It’s also important that your microneedle is clean. This means thoroughly cleaning it after every use and storing it properly – preferably with a protective cap. We’d also recommend rinsing the head with warm water before every use.
Myth: sun is the enemy of microneedling!
Technically this myth is true – to a degree. Like lots of potent skincare and skin treatments, microneedling can sometimes make your skin more sensitive to the sun. This is why we’d never recommend microneedling during the day. To keep your skin happy and healthy, always microneedle in the evening – this means your skin has the whole night to restore itself, and you can wake up to sensational skin. You should always wear SPF every single day, whatever the weather, and this is especially true the morning after a microneedling session.
Myth: you should microneedle every evening.
While it may be tempting to microneedle every day to reap the rewards, we really wouldn’t recommend it. “You shouldn’t be microneedling every day, even if you’re not a beginner” explains Fiona. “It’s really important to have rest days. No one’s skin can handle microneedling every single day”. It’s important to allow your skin time to rest and recover, so we’d suggest waiting at least 24 hours before you consider another session.
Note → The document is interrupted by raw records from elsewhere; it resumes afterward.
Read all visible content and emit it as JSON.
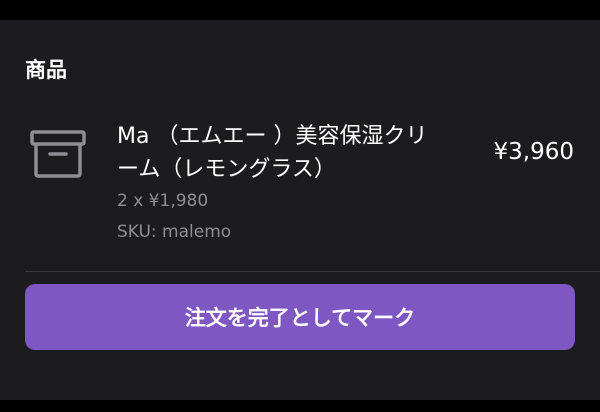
{
  "section": {
    "title": "商品"
  },
  "product": {
    "icon": "archive-box-icon",
    "name": "Ma （エムエー ）美容保湿クリーム（レモングラス）",
    "quantity_line": "2 x ¥1,980",
    "sku_line": "SKU: malemo",
    "total": "¥3,960"
  },
  "actions": {
    "mark_complete_label": "注文を完了としてマーク"
  },
  "colors": {
    "background": "#1c1c1e",
    "text_primary": "#ffffff",
    "text_secondary": "#8e8e93",
    "accent": "#7e57c2",
    "icon": "#8e8e93"
  }
}
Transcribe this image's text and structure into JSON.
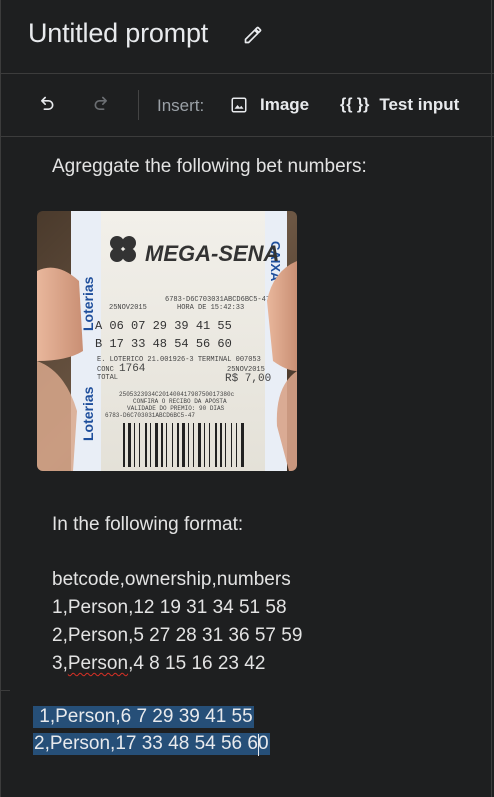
{
  "header": {
    "title": "Untitled prompt",
    "edit_icon": "pencil-icon"
  },
  "toolbar": {
    "undo_icon": "undo-icon",
    "redo_icon": "redo-icon",
    "insert_label": "Insert:",
    "image_label": "Image",
    "image_icon": "image-icon",
    "test_input_braces": "{{ }}",
    "test_input_label": "Test input"
  },
  "prompt": {
    "intro": "Agreggate the following bet numbers:",
    "format_intro": "In the following format:",
    "format_header": "betcode,ownership,numbers",
    "examples": [
      {
        "code": "1,",
        "owner": "Person",
        "rest": ",12 19 31 34 51 58"
      },
      {
        "code": "2,",
        "owner": "Person",
        "rest": ",5 27 28 31 36 57 59"
      },
      {
        "code": "3,",
        "owner": "Person",
        "rest": ",4 8 15 16 23 42"
      }
    ],
    "selected_lines": [
      " 1,Person,6 7 29 39 41 55",
      "2,Person,17 33 48 54 56 60"
    ]
  },
  "ticket": {
    "brand": "MEGA-SENA",
    "side_text": "Loterias",
    "caixa_text": "CAIXA",
    "date": "25NOV2015",
    "hour": "HORA DE 15:42:33",
    "serial": "6783-D6C703031ABCD6BC5-47",
    "line_a": "A  06 07 29 39 41 55",
    "line_b": "B  17 33 48 54 56 60",
    "lotterico": "E. LOTERICO 21.001926-3   TERMINAL 007053",
    "conc_label": "CONC",
    "conc_value": "1764",
    "date2": "25NOV2015",
    "total_label": "TOTAL",
    "total_value": "R$ 7,00",
    "barcode_num": "2505323934C20140041798750017380c",
    "confira": "CONFIRA O RECIBO DA APOSTA",
    "validade": "VALIDADE DO PREMIO: 90 DIAS",
    "serial2": "6783-D6C703031ABCD6BC5-47"
  }
}
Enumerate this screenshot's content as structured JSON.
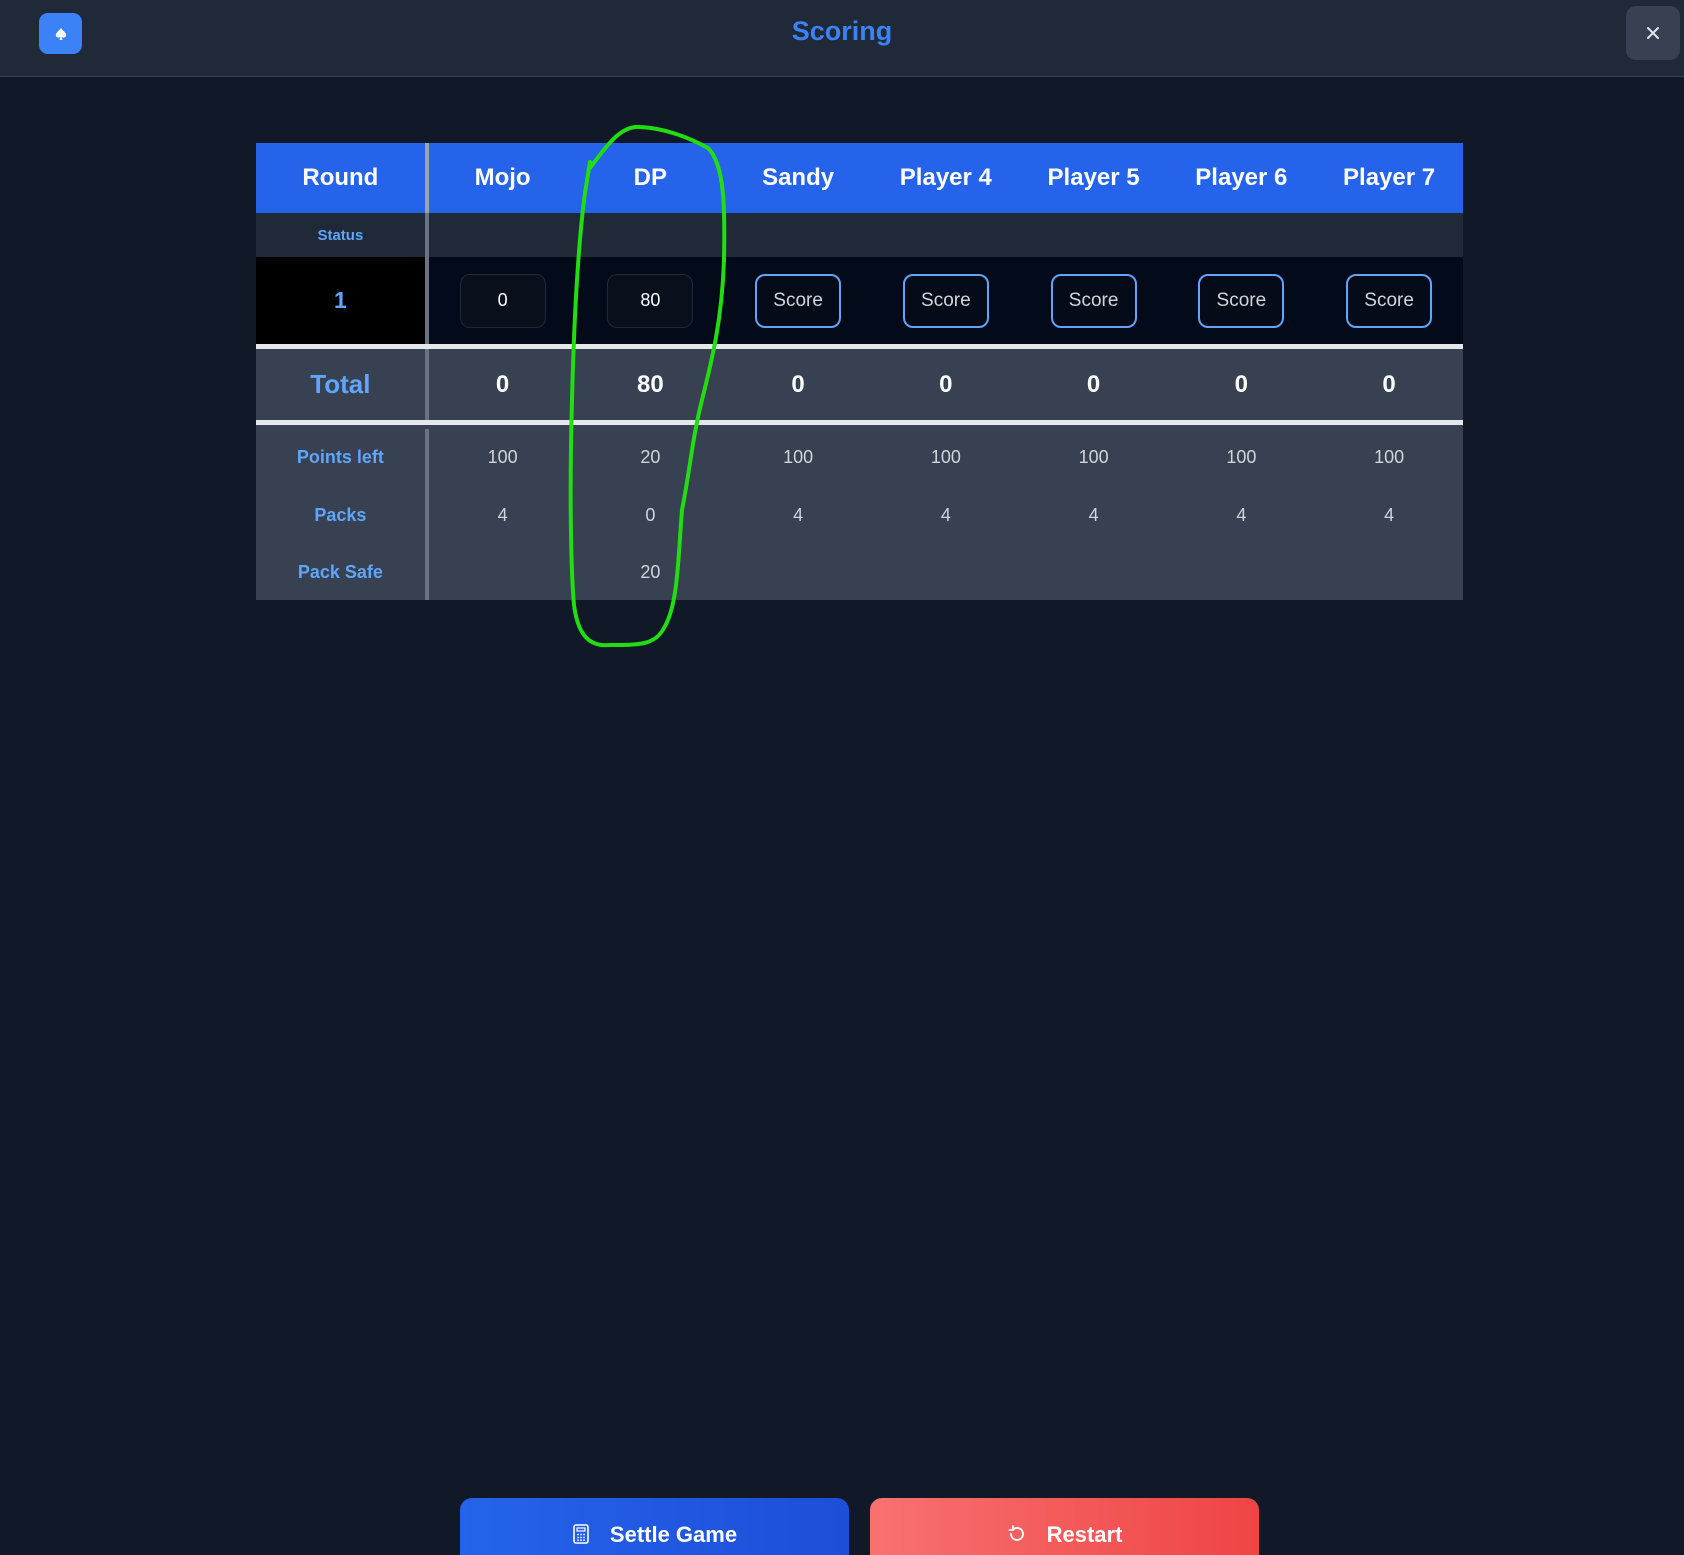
{
  "header": {
    "title": "Scoring",
    "logo_icon": "spade-icon",
    "close_icon": "close-icon"
  },
  "table": {
    "round_header": "Round",
    "players": [
      "Mojo",
      "DP",
      "Sandy",
      "Player 4",
      "Player 5",
      "Player 6",
      "Player 7"
    ],
    "status_label": "Status",
    "rounds": [
      {
        "number": "1",
        "scores": [
          "0",
          "80",
          "Score",
          "Score",
          "Score",
          "Score",
          "Score"
        ]
      }
    ],
    "total_label": "Total",
    "totals": [
      "0",
      "80",
      "0",
      "0",
      "0",
      "0",
      "0"
    ],
    "points_left_label": "Points left",
    "points_left": [
      "100",
      "20",
      "100",
      "100",
      "100",
      "100",
      "100"
    ],
    "packs_label": "Packs",
    "packs": [
      "4",
      "0",
      "4",
      "4",
      "4",
      "4",
      "4"
    ],
    "pack_safe_label": "Pack Safe",
    "pack_safe": [
      "",
      "20",
      "",
      "",
      "",
      "",
      ""
    ]
  },
  "buttons": {
    "settle_label": "Settle Game",
    "settle_icon": "calculator-icon",
    "restart_label": "Restart",
    "restart_icon": "restart-icon"
  },
  "colors": {
    "background": "#111827",
    "accent": "#2563eb",
    "label": "#60a5fa",
    "danger": "#ef4444",
    "annotation": "#22dd11"
  }
}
We’d also recommend taking at least a one month break after every eight weeks of microneedling to give your skin the opportunity to rest and regenerate.
Myth: everyone can microneedle.
As we age, our skin changes, and this can affect how we react to certain treatments and skincare. “We’d suggest no one younger than 18 should use a microneedle” says Fiona. “If you’re mid-70s or above, your skin is thinner, dryer and more sensitive, so you should use your microneedle less frequently too”.